Away from the pitch, here are some of the winners and losers from the World Cup in South Africa.
FIFA - Soccer's governing body was a very clear winner, mainly thanks to the sale of TV rights but vigorously guarding other revenue streams. FIFA revenue topped $1 billion for the first time in 2009. From World Cup TV and marketing rights, FIFA said accumulated revenue collected from the start of 2007 to the end of 2009 amounted to nearly $2.6 billion. Their full income and profits from the competition will only be clear afterwards.
SOUTH AFRICA'S IMAGE - South Africa proved wrong the doom-mongers who had warned of everything from mass crime to race riots to incomplete stadiums to poisonous snakes. It hosted a relaxed tournament without major hitches. Fans from around the world spoke of what a great impression they now had.
PRESIDENT JACOB ZUMA - President Zuma came across as the perfect host, able to present South Africa to the world at its best. For the tournament at least, he put behind him scandals over his personal life and squabbles within his ruling ANC.
SOUTH AFRICAN POWER WORKERS - Whether or not their bargaining strength was increased by a threat to strike during the World Cup, workers at Eskom managed to squeeze a nine percent pay rise from the utility -- around double the year-on-year inflation rate in May.
VUVUZELA MAKERS - Players and the world's TV viewers may hate the noisy plastic trumpets, but they have made a fortune for their makers. South Africa does not benefit much as 90 percent come from China. At one point, the Ninghai Jiying plastics factory in Ningbo was making 250,000 a day.
WOULD-BE HOSTS - Thousands of South Africans who had expected to make a killing from the World Cup by renting their houses at inflated prices were left empty-handed after tourist numbers were far lower than expected. Some people had spent heavily to improve their homes for visitors who did not come.
CRIMINALS - While there was certainly petty crime, there was no major impact on the World Cup. Police said that tougher reporting had meant a significant drop in crime levels in one of the world's worst afflicted countries. South Africans will be asking why police can't deliver such results all of the time.
NEIGHBOURING STATES - Some neighbouring countries had been counting on a tourist influx and had even hoped to host training camps for competing teams. Although Zimbabwe managed to pull in Brazil for a friendly match, there was no sign of any more tourism boost.

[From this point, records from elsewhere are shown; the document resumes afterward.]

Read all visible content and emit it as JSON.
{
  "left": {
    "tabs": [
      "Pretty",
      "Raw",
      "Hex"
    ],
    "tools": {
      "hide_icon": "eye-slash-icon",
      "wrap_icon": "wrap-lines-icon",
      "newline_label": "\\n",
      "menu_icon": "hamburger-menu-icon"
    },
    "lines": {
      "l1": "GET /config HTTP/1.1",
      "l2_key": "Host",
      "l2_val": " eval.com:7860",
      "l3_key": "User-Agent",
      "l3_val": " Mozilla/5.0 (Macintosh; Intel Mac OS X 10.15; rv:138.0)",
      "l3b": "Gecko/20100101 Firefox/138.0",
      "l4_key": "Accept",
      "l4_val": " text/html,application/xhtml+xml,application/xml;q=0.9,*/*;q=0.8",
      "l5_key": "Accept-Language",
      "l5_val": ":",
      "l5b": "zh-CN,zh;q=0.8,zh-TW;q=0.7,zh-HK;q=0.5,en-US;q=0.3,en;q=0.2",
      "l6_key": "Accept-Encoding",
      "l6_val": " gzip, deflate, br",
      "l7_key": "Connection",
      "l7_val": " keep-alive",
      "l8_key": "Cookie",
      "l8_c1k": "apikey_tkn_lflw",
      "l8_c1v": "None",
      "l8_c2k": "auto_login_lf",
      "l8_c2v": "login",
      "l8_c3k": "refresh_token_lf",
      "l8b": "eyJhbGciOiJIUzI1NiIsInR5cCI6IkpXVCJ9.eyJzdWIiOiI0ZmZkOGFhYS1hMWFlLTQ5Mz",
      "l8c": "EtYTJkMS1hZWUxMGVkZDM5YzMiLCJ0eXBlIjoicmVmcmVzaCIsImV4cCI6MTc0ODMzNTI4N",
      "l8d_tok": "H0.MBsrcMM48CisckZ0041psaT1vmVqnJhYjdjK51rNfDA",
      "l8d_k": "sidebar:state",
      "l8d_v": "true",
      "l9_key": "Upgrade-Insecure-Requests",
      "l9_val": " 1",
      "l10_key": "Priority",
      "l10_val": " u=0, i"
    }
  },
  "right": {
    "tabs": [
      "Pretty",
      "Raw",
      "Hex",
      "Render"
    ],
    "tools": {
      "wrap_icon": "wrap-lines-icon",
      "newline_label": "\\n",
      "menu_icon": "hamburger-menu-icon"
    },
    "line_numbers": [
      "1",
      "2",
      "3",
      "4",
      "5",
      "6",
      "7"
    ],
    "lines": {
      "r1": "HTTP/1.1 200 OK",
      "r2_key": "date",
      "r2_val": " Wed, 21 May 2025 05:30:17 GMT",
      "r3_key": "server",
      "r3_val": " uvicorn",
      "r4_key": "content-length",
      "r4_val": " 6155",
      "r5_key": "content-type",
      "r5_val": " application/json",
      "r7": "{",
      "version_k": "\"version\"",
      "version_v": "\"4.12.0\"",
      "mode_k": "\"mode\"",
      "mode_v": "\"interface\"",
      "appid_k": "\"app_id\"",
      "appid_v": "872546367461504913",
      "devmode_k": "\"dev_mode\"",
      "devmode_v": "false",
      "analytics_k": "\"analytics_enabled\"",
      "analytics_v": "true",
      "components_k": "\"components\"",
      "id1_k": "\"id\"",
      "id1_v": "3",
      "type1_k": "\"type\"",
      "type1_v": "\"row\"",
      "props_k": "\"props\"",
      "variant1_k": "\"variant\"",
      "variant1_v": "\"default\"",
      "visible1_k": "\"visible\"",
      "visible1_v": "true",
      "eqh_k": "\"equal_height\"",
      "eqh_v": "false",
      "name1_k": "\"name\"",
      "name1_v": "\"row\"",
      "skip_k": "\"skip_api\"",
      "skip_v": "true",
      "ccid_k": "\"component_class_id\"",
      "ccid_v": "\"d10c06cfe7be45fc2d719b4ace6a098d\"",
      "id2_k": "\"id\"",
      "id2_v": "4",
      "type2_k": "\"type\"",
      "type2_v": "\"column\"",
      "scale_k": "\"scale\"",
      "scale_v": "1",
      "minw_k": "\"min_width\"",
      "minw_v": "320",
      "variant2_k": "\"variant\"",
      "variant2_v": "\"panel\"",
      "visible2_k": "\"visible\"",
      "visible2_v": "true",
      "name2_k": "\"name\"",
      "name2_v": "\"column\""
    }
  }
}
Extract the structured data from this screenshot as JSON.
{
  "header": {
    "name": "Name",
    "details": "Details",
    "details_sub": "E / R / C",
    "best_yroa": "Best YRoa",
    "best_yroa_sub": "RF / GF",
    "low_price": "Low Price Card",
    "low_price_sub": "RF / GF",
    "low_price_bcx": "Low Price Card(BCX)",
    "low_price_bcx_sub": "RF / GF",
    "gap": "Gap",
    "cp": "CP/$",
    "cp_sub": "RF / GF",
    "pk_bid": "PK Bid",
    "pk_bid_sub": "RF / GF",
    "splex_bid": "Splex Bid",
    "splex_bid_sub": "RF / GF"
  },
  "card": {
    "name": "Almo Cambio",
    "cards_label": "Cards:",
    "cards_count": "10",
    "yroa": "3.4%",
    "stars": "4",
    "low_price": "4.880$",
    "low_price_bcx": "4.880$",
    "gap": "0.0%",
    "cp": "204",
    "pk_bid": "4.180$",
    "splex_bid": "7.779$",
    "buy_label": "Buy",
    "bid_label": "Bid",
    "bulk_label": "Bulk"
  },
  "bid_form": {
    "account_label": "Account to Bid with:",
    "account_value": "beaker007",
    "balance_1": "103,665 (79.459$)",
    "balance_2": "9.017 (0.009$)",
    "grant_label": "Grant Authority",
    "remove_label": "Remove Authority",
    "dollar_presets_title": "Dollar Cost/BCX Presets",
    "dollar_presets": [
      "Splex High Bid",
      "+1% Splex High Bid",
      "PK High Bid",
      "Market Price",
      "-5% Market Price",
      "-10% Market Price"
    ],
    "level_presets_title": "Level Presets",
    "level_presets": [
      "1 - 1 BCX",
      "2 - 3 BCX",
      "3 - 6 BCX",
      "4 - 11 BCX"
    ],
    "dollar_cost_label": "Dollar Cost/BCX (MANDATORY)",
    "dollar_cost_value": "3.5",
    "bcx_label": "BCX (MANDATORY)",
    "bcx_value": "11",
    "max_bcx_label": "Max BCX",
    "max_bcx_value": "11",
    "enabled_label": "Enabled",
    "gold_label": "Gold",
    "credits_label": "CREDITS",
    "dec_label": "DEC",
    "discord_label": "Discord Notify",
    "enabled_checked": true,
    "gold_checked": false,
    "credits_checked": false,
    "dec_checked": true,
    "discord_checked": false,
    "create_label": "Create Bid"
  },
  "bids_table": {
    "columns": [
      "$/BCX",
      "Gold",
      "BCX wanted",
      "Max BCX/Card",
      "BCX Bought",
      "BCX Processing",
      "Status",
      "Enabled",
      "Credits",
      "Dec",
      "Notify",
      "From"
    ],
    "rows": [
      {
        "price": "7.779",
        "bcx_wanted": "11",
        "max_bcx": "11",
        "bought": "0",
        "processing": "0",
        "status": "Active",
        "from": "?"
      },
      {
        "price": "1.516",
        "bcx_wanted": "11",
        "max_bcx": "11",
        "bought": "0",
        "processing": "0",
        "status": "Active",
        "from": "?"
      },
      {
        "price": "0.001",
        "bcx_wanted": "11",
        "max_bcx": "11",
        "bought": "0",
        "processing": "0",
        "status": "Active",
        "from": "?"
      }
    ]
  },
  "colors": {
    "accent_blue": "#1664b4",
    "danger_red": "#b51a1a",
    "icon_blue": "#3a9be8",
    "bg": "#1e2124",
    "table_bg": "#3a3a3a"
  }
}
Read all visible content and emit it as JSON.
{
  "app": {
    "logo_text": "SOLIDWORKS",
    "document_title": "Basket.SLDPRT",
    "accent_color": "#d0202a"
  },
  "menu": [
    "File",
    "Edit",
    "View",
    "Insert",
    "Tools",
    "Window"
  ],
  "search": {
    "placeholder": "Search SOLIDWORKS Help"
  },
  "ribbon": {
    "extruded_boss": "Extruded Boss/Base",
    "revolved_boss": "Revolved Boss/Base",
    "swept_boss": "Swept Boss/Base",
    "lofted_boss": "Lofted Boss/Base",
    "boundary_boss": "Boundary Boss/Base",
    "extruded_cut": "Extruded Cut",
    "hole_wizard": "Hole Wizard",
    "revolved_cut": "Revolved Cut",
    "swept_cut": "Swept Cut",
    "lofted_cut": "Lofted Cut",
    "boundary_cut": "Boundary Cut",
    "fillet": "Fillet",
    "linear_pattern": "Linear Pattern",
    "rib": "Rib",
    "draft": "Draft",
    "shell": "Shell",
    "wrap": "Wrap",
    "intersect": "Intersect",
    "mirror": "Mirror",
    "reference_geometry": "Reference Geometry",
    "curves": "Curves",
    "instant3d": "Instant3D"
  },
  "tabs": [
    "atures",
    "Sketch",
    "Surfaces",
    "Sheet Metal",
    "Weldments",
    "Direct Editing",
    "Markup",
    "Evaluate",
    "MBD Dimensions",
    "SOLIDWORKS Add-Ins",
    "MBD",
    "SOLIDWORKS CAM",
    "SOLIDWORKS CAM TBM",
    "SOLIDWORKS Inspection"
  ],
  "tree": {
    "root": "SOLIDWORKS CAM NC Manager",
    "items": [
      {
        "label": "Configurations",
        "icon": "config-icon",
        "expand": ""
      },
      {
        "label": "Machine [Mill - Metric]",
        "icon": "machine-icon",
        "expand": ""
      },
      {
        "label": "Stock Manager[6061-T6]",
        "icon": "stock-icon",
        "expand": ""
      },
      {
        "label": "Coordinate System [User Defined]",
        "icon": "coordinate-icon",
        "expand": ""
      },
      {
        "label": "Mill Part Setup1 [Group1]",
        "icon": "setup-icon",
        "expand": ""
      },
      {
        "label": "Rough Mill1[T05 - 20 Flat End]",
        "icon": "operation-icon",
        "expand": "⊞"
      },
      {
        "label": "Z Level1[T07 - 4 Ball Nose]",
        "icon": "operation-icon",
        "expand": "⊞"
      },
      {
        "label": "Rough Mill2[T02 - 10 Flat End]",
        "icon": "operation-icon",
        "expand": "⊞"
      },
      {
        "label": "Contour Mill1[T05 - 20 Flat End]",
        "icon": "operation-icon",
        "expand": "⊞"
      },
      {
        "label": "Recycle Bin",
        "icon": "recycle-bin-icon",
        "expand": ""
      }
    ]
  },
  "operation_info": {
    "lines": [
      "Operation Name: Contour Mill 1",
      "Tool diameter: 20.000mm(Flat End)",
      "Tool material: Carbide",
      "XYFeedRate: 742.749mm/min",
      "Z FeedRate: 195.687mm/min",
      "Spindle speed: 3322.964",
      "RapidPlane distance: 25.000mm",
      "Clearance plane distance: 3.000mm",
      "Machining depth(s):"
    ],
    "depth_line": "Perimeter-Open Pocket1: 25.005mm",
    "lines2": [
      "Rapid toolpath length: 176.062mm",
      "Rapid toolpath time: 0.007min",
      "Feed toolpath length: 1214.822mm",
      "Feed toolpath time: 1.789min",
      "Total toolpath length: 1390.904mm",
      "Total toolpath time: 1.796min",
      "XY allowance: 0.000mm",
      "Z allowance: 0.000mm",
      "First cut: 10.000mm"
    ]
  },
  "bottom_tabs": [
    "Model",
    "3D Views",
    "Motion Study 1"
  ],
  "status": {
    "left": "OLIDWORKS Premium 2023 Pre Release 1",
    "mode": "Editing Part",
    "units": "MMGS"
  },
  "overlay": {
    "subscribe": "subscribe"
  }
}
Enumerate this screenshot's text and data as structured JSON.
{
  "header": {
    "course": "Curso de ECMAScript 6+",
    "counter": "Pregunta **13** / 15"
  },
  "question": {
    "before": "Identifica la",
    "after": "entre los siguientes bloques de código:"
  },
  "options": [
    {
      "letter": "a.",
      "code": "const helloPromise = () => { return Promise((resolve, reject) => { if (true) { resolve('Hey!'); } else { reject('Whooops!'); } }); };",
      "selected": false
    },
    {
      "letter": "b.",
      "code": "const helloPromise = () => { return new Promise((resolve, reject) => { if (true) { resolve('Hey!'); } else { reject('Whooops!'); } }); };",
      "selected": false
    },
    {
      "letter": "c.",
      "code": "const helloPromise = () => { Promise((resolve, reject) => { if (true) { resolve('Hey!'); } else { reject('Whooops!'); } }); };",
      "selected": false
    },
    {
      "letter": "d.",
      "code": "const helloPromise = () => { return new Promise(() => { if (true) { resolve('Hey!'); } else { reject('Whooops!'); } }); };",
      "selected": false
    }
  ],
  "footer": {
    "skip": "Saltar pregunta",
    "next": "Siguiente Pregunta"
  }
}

SOUTH AFRICA'S ECONOMY - The government says the tournament, which cost over $5 billion to host was a roaring success, but the impact will only be felt over a number of years so it is still hard to judge whether it was money well spent.
The government estimates it will add 0.4 percentage points to growth in 2010, which is estimated overall at 2.7 percent.
While a couple of brand new stadiums in remote towns are of dubious long term benefit, much money went on infrastructure which needed upgrading anyway. But it is hard to see whether South Africa will realise its hopes of attracting millions more tourists in coming years as a result of a successful Cup.